The furnace ignitor produces the clicking sound when you turn up the temperature to start the furnace. The ignitor produces a spark, which ignites the gas and heats the air. However, if the furnace ignitor stops working, you should find out what’s causing it, if it needs to be replaced, and when you need professional help.
How to Check Your Furnace Ignitor
A number of factors can cause an ignitor to fail. You can try the following to determine the cause:
- See the thermostat: Checking to see if the thermostat is set to heat first. If this is the case, the ignitor isn’t producing enough combustion to heat the air.
- Look at the circuit breakers: Examine the circuit breakers in your furnace to ensure that you are not using too much electricity at once. The breaker may trip if too much power is consumed at once.
- Inspect the gas lines: Check if the gas lines are working by inspecting the other gas-powered appliances. Contact your utility company for assistance if you need to repair a gas line.
- Check the furnace drip pan: The drip pan located under the furnace can accumulate water from the furnace’s condensation, especially high-efficiency models. The float switch will trigger an automatic shutdown if the water drains incorrectly through that line.
- Change your furnace filter: You should replace your furnace filter at least once every 90 days, or more frequently if recommended by the manufacturer. However, you should check your filter regularly to ensure it is clean.
The Symptoms of a Bad Furnace Ignitor
When you start your furnace, check the vents to feel if the air is blowing. If you do, it means the furnace ignitor isn’t heating the gas. An ignitor may malfunction for a number of reasons.
The furnace short-cycles
You might have a broken ignitor if you see your furnace cycling between on and off. The furnace will try to turn on again if the ignitor is unable to heat the gas.
The furnace ignitor is not glowing
Most modern furnaces operate with an electrical ignition and a hot surface ignitor, which may reach temperatures of 2500 degrees Fahrenheit. You can check the front cover’s louvers once the furnace’s thermostat indicates it’s time to turn on. The top part of the ignitor should be replaced if no glow emanates from the area.
The furnace shuts off
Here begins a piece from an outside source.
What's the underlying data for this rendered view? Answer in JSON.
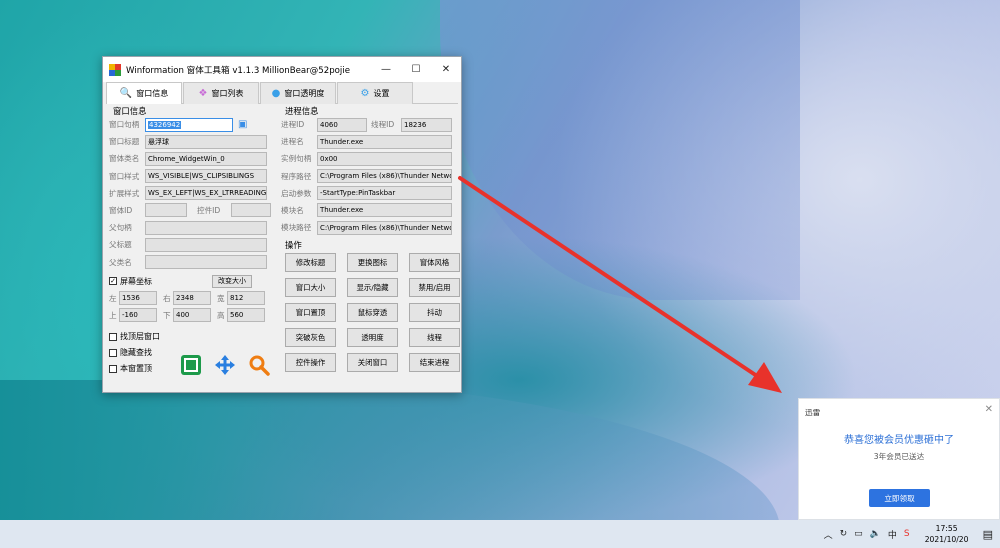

You most likely have a faulty furnace ignitor if the furnace clicks on but never fully burns. In this case, the furnace detects a problem and shuts off to protect you. For professional guidance, contact a furnace company in your area.
The furnace is overpowered
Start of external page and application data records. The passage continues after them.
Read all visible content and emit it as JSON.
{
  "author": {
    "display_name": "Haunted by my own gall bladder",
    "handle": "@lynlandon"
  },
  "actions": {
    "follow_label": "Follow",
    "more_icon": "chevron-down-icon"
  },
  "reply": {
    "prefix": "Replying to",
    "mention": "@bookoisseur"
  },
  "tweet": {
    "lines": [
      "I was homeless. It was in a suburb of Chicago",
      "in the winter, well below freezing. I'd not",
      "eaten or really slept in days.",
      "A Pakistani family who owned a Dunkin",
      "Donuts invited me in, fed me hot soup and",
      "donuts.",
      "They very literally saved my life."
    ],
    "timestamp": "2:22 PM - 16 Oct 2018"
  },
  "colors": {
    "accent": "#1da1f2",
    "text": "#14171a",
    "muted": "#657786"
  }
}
A malfunctioning igniter can also be caused by overpowering. If your furnace trips your breaker box whenever it turns on, it is likely that your ignitor cannot handle the power load. Consult an electrician to diagnose and solve the problem.
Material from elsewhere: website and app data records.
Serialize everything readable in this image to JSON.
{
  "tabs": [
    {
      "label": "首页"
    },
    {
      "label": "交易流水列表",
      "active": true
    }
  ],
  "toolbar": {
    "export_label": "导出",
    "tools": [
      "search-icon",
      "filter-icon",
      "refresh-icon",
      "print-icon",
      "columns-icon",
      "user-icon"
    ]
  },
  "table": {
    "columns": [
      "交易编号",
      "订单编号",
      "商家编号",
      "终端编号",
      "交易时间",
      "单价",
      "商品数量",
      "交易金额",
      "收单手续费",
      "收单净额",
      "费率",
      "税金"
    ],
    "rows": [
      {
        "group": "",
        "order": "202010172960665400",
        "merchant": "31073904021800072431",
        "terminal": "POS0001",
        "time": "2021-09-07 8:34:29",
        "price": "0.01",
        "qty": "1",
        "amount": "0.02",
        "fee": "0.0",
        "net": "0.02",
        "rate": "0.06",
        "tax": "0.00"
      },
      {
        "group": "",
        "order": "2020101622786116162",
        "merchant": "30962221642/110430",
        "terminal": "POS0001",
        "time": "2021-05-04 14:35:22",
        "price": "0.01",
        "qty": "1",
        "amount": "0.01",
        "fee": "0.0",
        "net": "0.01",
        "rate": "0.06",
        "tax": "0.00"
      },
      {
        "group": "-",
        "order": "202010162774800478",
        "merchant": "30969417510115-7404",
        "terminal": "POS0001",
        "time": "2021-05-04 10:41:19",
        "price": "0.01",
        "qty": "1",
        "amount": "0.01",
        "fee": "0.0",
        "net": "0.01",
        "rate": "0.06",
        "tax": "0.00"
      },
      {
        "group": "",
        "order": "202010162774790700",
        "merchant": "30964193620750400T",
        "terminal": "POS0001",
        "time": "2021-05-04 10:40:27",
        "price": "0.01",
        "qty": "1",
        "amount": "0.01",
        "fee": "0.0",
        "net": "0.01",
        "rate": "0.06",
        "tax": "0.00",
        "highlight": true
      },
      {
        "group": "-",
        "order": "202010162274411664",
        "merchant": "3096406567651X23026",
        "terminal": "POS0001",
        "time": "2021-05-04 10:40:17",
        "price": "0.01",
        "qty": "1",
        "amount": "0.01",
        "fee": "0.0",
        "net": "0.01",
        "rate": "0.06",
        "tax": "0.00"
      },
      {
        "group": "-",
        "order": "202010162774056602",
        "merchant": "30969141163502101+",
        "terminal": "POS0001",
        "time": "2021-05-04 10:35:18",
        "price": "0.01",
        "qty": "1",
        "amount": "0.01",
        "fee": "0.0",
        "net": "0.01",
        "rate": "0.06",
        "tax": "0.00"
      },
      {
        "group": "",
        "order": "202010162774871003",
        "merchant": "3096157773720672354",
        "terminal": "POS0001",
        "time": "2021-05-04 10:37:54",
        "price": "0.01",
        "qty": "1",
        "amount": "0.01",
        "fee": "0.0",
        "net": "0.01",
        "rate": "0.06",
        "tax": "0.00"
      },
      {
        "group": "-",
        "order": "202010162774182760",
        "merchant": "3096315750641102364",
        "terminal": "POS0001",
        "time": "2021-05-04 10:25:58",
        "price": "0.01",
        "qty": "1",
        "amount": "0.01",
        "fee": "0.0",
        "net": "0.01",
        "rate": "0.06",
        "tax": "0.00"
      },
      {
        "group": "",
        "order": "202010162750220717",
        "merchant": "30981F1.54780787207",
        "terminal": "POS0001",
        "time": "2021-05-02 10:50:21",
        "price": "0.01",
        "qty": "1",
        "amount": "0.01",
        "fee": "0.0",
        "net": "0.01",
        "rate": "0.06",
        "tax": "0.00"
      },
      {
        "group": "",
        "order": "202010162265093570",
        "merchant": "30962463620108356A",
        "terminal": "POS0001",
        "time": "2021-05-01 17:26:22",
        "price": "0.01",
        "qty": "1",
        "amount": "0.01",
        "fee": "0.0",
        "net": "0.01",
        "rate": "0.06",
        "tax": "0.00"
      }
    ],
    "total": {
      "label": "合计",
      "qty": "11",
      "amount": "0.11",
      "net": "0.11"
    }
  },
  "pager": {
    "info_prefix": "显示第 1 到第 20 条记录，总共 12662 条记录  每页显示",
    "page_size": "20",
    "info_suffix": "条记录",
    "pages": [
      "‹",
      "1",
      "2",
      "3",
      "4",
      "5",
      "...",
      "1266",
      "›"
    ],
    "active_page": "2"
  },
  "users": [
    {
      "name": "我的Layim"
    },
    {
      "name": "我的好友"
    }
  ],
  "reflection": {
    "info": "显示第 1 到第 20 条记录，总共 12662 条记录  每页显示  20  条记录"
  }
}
The Best Way to Clean a Furnace Ignitor
In most cases, the furnace’s ignitor sensor needs to be cleaned, and an emery cloth is the best tool for the job.
- Turn off all power to the unit.
- Disconnect the wires and remove the screw that holds the ignitor
- Rub away dirt and carbon residue with the emery cloth
- Reconnect the ignitor
Set the thermostat to force the furnace to turn on. If nothing happens, you may need to replace your furnace ignitor.
Where to Buy a Furnace Ignitor?
You can find information about what model to buy in your furnace manual. Both local hardware stores and online sites should sell furnace ignitors. You can also search by furnace model online.
We always recommend having a professional repair and replace parts in your furnace. This ensures that the correct part is chosen and it is installed correctly. This ensures both the function and safety of the unit.
Always Inspect Your Furnace Ignitor
As soon as you notice the first signs of a malfunctioning furnace ignitor, take action. If your furnace ignitor appears to be malfunctioning, call an expert. An experienced technician can provide the correct part and replace it for you. Reputable companies will also stand behind their work.